:: Entries from a dataset of interfaces ::
-=-=-=-=-
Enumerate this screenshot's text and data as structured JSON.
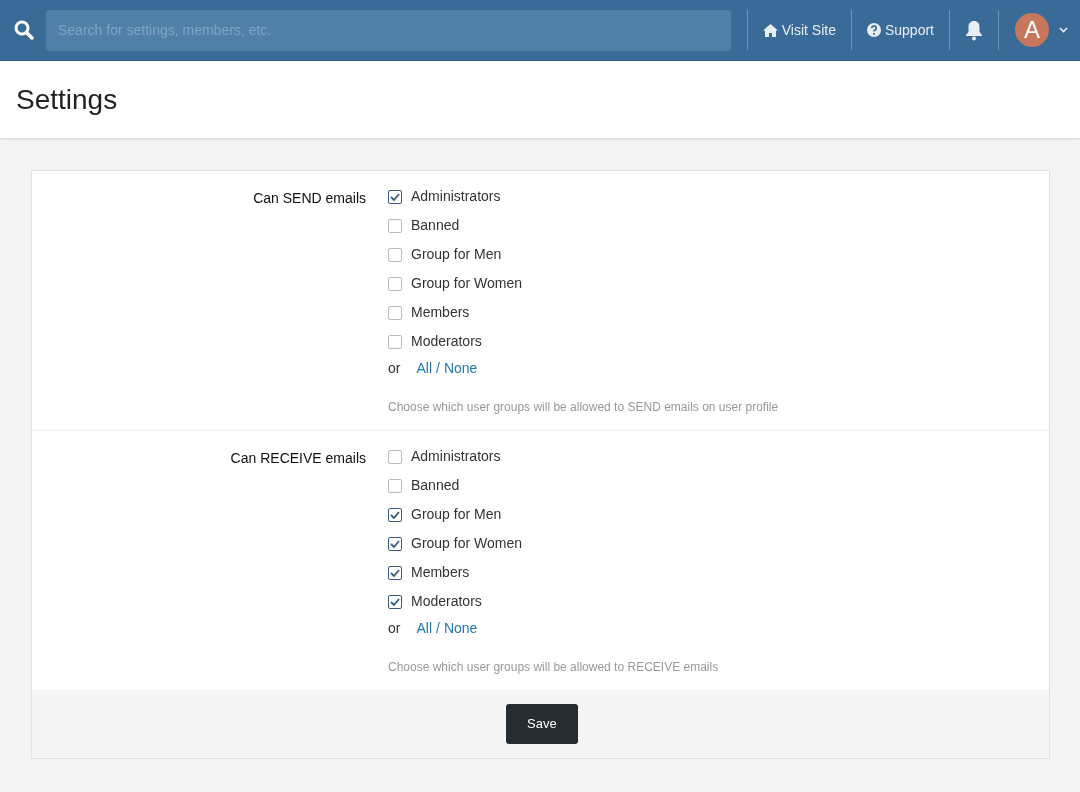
{
  "topbar": {
    "search": {
      "placeholder": "Search for settings, members, etc."
    },
    "links": [
      {
        "label": "Visit Site"
      },
      {
        "label": "Support"
      }
    ],
    "avatar": {
      "letter": "A"
    }
  },
  "page_title": "Settings",
  "settings": [
    {
      "label": "Can SEND emails",
      "groups": [
        {
          "name": "Administrators",
          "checked": true
        },
        {
          "name": "Banned",
          "checked": false
        },
        {
          "name": "Group for Men",
          "checked": false
        },
        {
          "name": "Group for Women",
          "checked": false
        },
        {
          "name": "Members",
          "checked": false
        },
        {
          "name": "Moderators",
          "checked": false
        }
      ],
      "or_text": "or",
      "all_link": "All",
      "separator": "/",
      "none_link": "None",
      "help": "Choose which user groups will be allowed to SEND emails on user profile"
    },
    {
      "label": "Can RECEIVE emails",
      "groups": [
        {
          "name": "Administrators",
          "checked": false
        },
        {
          "name": "Banned",
          "checked": false
        },
        {
          "name": "Group for Men",
          "checked": true
        },
        {
          "name": "Group for Women",
          "checked": true
        },
        {
          "name": "Members",
          "checked": true
        },
        {
          "name": "Moderators",
          "checked": true
        }
      ],
      "or_text": "or",
      "all_link": "All",
      "separator": "/",
      "none_link": "None",
      "help": "Choose which user groups will be allowed to RECEIVE emails"
    }
  ],
  "save_button": "Save"
}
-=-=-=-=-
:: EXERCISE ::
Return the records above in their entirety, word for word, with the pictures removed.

:: EXERCISE RESPONSE ::
Enumerate this screenshot's text and data as structured JSON.
{
  "topbar": {
    "search": {
      "placeholder": "Search for settings, members, etc."
    },
    "links": [
      {
        "label": "Visit Site"
      },
      {
        "label": "Support"
      }
    ],
    "avatar": {
      "letter": "A"
    }
  },
  "page_title": "Settings",
  "settings": [
    {
      "label": "Can SEND emails",
      "groups": [
        {
          "name": "Administrators",
          "checked": true
        },
        {
          "name": "Banned",
          "checked": false
        },
        {
          "name": "Group for Men",
          "checked": false
        },
        {
          "name": "Group for Women",
          "checked": false
        },
        {
          "name": "Members",
          "checked": false
        },
        {
          "name": "Moderators",
          "checked": false
        }
      ],
      "or_text": "or",
      "all_link": "All",
      "separator": "/",
      "none_link": "None",
      "help": "Choose which user groups will be allowed to SEND emails on user profile"
    },
    {
      "label": "Can RECEIVE emails",
      "groups": [
        {
          "name": "Administrators",
          "checked": false
        },
        {
          "name": "Banned",
          "checked": false
        },
        {
          "name": "Group for Men",
          "checked": true
        },
        {
          "name": "Group for Women",
          "checked": true
        },
        {
          "name": "Members",
          "checked": true
        },
        {
          "name": "Moderators",
          "checked": true
        }
      ],
      "or_text": "or",
      "all_link": "All",
      "separator": "/",
      "none_link": "None",
      "help": "Choose which user groups will be allowed to RECEIVE emails"
    }
  ],
  "save_button": "Save"
}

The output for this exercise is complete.